If that's all there was to it, I probably never would have written this piece. But last week I read about a speech given at LeWeb in Paris by George Colony of Forrester Research, that got a lot of coverage. He said the web is over, and apps are the future. (BTW, when you search for George Colony on Google they're so sure you meant George Clooney they don't even offer the choice of George Colony.)
It was that speech, plus Google's app, plus a well-timed interstitial that got me thinking. Why is it that I find this concept of the future so repulsive.
I wrote five pieces yesterday. I guess that was the best one. Sure hit a nerve. A lot of people agree. Enough with the apps already.
I think the publishers like the idea because it offers hope of a new paywall, an electronic one. My guess is that it's a hope in vain.
Tablets are almost ideal reading environments. I don't think, as some developers do, that the iPad is the ultimate. I think it's heavy and cold, and makes my arm fall asleep when I read lying down. I think the software is a glitchy. Like great movies, great computer experiences are all about suspension of disbelief. If I forget I'm reading on an iPad and get consumed by the story, then the technology is working perfectly. The iPad experience is good, but there's still a way to go. And all this business about apps is a real spoiler for suspension of disbelief. I'm clicking a link, expecting to learn more about what I was reading (that was certainly the author's intent) but instead I get an ad for an app. If I seriously consider it, I've lost my train of thought. If I actually take the detour and install it, I've lost bigtime. The best way to minimize the loss is hit the Back button and skip it. But that's a loss too. I clicked the link for a reason. And that was thwarted.
I'd be happy with a pref that says to all websites "I'm never going to install your app, so please don't bother with the pitch." Sort of like a No Solicitors sign on the front door of my house (which I don't have, it's too rude to people who are not solicitors).
BTW, I wrote a piece a month ago about Google's search website on the iPad and how awful it is. They made it even worse. Now if you click on the Classic link at the bottom of the page you lose your search string and have to enter it again. At least in the past when you clicked Classic, after scrolling to the bottom of the page, you got the search results you were looking at in a more compact form.

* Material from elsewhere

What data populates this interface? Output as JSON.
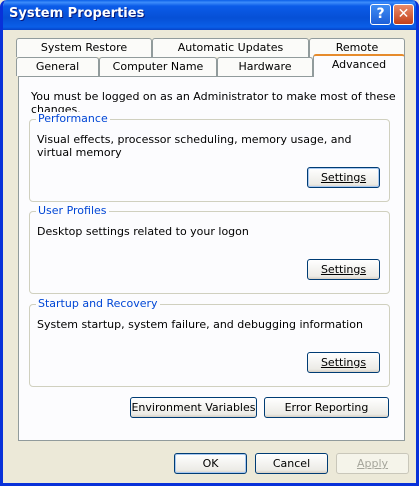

To anyone from Microsoft who may be reading this far, here's a chance to get a bunch of iPad users. Make Bing work exactly like Google on the desktop, on the iPad. Or offer it as an option. I will use your search engine from now on on the iPad if you do that. Google is deliberately screwing their iPad users. Now you guys can be the heroes.
All of this is of course imho, as if that needs to be said. But when there are a bunch of new Apple zealots reading stuff here calling me "some people" or "this guy" in my own blog, well it needs to be said.
Also I let comments run more or less rampant in the last post. It got to be too much to moderate them all. Even so if a comment required my approval and it was idiotic or unnecessary (how many times do we need to hear that there are things called intents) I just let it sit there unapproved. You don't have a right to place your ideas here. If I'm not reading your book-length comment why should I impose it on my readers.